┌─ Records for this task

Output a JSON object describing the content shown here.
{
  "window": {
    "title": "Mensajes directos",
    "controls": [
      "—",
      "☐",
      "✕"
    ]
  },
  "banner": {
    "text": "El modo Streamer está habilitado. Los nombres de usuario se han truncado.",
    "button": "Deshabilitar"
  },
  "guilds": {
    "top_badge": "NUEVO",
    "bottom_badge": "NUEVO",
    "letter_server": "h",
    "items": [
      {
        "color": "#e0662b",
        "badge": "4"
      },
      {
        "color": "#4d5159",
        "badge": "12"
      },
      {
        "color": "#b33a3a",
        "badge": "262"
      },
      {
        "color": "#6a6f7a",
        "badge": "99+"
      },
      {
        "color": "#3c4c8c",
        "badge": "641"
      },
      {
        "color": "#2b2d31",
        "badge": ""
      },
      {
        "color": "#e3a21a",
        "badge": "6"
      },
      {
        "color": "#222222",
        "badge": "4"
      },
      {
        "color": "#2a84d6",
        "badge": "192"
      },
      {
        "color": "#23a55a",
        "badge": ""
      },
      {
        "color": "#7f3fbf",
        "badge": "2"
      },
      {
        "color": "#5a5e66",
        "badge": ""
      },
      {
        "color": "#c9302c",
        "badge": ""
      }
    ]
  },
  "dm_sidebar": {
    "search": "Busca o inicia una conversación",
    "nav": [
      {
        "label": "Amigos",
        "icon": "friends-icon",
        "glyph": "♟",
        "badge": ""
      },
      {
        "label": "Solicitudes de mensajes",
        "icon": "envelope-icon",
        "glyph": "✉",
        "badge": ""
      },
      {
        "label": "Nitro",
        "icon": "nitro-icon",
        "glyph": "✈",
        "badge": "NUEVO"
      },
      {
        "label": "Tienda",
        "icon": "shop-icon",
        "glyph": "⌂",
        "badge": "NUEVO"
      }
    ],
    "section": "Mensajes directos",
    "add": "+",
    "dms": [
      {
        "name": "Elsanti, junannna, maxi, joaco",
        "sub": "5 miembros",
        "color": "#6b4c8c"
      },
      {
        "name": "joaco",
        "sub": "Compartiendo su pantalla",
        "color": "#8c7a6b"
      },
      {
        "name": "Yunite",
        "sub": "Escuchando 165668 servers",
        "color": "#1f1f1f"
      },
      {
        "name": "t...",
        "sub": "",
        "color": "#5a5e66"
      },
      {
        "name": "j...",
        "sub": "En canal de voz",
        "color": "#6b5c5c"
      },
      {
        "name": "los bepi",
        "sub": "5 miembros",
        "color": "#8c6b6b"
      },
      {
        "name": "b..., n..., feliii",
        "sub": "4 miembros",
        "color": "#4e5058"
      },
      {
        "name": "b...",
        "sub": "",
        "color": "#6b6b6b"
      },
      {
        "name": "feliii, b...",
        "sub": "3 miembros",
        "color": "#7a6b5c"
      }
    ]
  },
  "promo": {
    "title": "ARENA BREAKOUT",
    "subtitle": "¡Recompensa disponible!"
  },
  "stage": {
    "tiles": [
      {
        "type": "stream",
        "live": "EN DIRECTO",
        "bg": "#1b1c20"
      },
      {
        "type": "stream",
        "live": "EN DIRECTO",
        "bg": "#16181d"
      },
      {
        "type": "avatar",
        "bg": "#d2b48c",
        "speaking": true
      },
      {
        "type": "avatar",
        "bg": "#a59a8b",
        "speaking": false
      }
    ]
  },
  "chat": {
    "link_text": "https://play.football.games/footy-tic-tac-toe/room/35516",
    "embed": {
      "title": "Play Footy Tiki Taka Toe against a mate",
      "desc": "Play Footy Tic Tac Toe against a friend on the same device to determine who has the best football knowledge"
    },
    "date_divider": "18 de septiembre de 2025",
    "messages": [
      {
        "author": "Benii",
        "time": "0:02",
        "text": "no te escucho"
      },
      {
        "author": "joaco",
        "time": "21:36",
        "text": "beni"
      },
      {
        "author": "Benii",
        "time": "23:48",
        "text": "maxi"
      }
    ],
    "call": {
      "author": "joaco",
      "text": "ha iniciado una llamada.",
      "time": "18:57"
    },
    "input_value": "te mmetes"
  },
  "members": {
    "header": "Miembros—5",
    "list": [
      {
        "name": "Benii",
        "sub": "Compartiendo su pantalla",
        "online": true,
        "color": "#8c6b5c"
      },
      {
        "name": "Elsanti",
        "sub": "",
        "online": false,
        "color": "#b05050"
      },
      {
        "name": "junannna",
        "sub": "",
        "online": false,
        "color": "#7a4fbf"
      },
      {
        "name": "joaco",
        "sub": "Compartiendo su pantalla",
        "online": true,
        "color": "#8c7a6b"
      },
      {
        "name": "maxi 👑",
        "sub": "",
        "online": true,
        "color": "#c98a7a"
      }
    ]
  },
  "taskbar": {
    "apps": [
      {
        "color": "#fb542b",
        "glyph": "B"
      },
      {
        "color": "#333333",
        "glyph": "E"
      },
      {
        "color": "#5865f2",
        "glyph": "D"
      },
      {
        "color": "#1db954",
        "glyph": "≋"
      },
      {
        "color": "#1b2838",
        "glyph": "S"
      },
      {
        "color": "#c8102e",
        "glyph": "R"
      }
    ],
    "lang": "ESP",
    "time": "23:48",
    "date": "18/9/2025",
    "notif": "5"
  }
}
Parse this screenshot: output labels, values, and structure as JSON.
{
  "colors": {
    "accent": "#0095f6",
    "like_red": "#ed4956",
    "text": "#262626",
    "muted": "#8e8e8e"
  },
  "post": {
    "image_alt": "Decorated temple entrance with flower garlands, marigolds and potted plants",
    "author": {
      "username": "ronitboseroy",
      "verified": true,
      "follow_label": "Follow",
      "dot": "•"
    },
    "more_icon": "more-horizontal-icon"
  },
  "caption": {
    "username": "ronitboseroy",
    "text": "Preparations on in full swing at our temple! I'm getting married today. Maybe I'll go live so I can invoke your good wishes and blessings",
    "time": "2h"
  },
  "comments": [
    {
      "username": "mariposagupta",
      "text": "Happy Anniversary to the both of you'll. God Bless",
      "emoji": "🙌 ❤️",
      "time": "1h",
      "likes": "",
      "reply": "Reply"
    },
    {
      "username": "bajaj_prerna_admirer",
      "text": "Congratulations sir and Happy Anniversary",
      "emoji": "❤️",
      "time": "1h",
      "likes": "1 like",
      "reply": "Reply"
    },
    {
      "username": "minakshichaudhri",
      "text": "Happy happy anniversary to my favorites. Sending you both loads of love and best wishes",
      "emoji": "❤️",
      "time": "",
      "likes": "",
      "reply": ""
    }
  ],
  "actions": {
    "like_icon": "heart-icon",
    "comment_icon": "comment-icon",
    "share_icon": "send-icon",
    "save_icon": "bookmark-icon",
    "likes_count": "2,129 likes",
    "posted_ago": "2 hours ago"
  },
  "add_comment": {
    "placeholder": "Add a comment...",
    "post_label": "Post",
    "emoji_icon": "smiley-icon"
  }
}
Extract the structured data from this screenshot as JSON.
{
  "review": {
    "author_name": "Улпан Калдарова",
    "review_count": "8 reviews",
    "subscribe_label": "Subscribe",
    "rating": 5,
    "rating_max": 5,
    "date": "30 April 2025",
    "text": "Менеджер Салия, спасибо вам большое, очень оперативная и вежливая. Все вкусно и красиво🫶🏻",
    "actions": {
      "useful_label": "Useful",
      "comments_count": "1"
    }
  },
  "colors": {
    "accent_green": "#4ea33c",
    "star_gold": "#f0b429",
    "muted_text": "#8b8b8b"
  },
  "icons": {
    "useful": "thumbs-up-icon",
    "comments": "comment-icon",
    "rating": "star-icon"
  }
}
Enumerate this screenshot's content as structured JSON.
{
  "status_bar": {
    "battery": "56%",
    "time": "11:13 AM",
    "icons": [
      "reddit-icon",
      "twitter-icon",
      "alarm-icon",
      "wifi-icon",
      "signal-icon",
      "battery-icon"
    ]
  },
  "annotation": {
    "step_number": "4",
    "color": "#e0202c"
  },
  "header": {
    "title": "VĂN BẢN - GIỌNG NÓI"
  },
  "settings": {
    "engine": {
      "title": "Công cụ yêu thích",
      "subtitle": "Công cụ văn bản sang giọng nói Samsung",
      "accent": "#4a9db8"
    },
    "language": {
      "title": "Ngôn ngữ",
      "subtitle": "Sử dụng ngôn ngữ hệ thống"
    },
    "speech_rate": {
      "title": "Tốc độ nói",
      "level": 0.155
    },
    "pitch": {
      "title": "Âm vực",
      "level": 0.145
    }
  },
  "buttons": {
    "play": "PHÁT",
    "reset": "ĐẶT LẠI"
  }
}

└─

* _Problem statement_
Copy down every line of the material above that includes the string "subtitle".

* _Written answer_
    "subtitle": "¡Recompensa disponible!"
      "subtitle": "Công cụ văn bản sang giọng nói Samsung",
      "subtitle": "Sử dụng ngôn ngữ hệ thống"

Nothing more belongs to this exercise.